Is a series truly “unheralded” if it lasts 35 issues in today’s era? Based on the lack of discussion around All-Star Western, the answer is an emphatic “yes.” Essentially a continuation of their Jonah Hex title, Jimmy Palmiotti and Justin Gray’s All-Star Western initially followed the famed bounty hunter in 1800s Gotham City, which resembled an Old West town despite it being traditionally an East Coast city. This allowed the creative team, which included great art from Moritat, to explore some great new concepts that sprung out the New 52 Batman, specifically the Court of Owls.
The second half of the series saw Jonah Hex get transported to the present, where he would continue to have wacky adventures. Despite how ludicrous it sounds, the execution was fantastic. By the time the series was ready to wrap up with Issue #34, it was an undisputed critical darling. The final issue, drawn by the late, great Darwyn Cooke, is one of the finest of the entire New 52 era.
4. The Omega Men
While he’s gone on to much bigger successes like Vision and Mister Miracle, Tom King’s first big splash came in this amazing 12-issue series. While DC did flirt with cancelling the title, fan outcry ultimately resulted in lasting through its planned conclusion. The result is one of the best – if not the best – Kyle Rayner stories ever written.
All of the hallmarks of a great Tom King story can be found here. The 9-panel page structure. The deliberate, rhythmic dialogue. The quotes in the final panel which encapsulate the issue’s theme. The focus on trauma. While those other titles are the ones to take home awards, there’s no denying that Omega Men has a well-earned spot right next to them.

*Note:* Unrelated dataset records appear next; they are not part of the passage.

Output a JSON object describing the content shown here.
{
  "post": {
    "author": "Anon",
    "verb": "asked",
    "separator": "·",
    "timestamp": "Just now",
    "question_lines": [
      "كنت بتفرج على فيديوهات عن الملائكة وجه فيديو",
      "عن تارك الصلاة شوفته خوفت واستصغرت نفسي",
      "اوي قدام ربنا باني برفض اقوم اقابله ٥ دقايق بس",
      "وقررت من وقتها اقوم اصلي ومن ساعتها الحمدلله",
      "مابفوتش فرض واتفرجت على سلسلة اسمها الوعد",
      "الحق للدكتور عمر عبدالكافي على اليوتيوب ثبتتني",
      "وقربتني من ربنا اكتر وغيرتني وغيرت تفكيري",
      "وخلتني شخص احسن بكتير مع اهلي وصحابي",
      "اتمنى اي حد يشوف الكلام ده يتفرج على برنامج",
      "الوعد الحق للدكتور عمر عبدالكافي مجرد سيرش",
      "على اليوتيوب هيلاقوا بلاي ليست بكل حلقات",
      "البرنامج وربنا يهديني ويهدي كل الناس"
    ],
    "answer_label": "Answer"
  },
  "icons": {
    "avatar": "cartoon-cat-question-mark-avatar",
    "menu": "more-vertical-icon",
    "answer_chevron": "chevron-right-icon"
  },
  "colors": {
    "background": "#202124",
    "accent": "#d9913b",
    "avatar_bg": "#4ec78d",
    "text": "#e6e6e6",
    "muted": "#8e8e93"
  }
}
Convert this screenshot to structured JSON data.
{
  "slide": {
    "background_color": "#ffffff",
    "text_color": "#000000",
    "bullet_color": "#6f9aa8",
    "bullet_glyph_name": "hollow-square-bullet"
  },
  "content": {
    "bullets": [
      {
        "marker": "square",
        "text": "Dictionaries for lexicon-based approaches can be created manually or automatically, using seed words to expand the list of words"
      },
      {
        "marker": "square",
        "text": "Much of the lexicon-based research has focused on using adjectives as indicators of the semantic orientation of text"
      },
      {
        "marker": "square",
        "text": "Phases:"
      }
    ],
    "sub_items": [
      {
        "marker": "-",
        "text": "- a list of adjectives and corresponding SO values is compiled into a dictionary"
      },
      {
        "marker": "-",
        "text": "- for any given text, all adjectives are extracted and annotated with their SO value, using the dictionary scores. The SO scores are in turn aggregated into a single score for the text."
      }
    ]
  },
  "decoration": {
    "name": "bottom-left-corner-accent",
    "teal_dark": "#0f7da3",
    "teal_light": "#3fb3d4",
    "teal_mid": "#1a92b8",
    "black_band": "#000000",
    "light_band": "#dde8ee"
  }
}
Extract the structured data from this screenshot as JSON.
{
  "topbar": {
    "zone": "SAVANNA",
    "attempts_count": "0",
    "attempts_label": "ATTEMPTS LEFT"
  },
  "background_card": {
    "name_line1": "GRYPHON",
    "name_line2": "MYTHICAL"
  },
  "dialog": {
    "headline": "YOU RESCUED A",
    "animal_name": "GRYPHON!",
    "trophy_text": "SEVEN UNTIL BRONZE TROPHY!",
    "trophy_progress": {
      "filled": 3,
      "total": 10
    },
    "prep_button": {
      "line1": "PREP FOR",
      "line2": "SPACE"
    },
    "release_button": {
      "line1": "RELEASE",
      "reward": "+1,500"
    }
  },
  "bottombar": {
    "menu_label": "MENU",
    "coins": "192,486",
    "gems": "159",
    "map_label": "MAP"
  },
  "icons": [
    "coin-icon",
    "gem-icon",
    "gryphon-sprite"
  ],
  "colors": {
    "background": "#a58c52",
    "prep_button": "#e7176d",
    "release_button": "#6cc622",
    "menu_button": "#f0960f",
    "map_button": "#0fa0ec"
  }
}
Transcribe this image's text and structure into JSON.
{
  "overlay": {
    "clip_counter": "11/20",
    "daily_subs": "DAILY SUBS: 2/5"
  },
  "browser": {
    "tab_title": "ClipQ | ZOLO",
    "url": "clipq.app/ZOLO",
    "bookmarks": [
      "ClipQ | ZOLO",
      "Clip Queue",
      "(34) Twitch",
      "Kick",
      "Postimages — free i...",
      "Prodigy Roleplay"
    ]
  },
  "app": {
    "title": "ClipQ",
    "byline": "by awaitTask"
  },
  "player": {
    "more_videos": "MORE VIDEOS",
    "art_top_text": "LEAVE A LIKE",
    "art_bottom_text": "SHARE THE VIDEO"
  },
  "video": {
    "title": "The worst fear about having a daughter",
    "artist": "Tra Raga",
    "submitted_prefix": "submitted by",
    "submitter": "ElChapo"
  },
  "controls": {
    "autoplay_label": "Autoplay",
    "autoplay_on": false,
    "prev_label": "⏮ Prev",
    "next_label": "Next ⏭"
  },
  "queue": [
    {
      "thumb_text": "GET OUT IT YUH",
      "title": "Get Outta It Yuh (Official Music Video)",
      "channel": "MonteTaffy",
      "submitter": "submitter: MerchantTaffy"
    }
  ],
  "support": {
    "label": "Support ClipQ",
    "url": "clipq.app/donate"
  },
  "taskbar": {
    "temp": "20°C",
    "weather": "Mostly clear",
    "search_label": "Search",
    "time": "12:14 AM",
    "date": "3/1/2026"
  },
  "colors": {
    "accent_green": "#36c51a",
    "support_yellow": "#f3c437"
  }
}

3. Sword of Sorcery
The odds were stacked against this fantasy title from the get-go. An unproven writer. An obscure protagonist. An unreliable genre. A price point higher than most of DC’s other books. Despite these hurdles, Sword of Sorcery managed to squeeze an immensely satisfying story out of its 8-issue run (well, the #0 makes it technically 9). Writer Christy Marx and artist Aaron Lopresti’s fantasy book is full of great character-work and world-building. Ditto for the backup feature about Beowulf by Tony Bedard and Jesus Saiz.
Perhaps the most notable element of Sword of Sorcery was its inclusion of John Constantine. While the Hellblazer had already been incorporated into the DC Universe, and to the chagrin of most readers was a neutered version of the character, Marx and Lopresti did their best to keep him the rife bastard of the Vertigo days. In the end, Sword of Sorcery managed to at least wrap up in a satisfying fashion, making it a true gem in DC’s library.
The premature cancellation of Prez is one of the biggest crimes of the New 52 era, because the series itself was oh-so-good. The revival of a relatively obscure 1970s comic, Prez told the story of a teenage President elected by a Twitter as a write-in vote because she was the meme of the week. It sounds outlandish and downright stupid, but Mark Russell and Ben Caldwell made it work due to razor-sharp scripts and wonderful, cartoonish art.
Despite the protests of its dozens of readers (as well as the good word of Dan Didio), the twelve-issue series was reduced to six. I like to think there’s an alternate universe where readers were able to experience the full 12-issues of Prez. But if there is a silver-lining, DC did have enough faith in Russell’s abilities for him to come back for the excellent Flintstones and Exit Stage Left: The Snagglepuss Chronicles.
1. Dial H
Arguably the most bizarre title of the bunch Dial H revelled in its weirdness. Written by novelist China Mieville and illustrated by Mateus Santoluouco, Dial H revived the 1970s’ Dial H for Hero with a heavy dose of black comedy and social commentary. Mieville’s tight scripts addressed some peculiarities of the premise, including the idea of a working phone booth in present times and how the H-Dial has evolved over time.
Although humorous, Dial H also has a penchant for body horror, which is a great showcase for Mateus Santoluouco’s abilities. With twisted contortions and peculiar growths each time Nelson Jent used the H-Dial, Santoluouco makes each grotesque oddity eye-catching and captivating. It’s not surprising that he would go on to become a fan-favorite artist of IDW’s TMNT. In the end, Dial-H exemplified the best of what the New 52 sought to accomplish.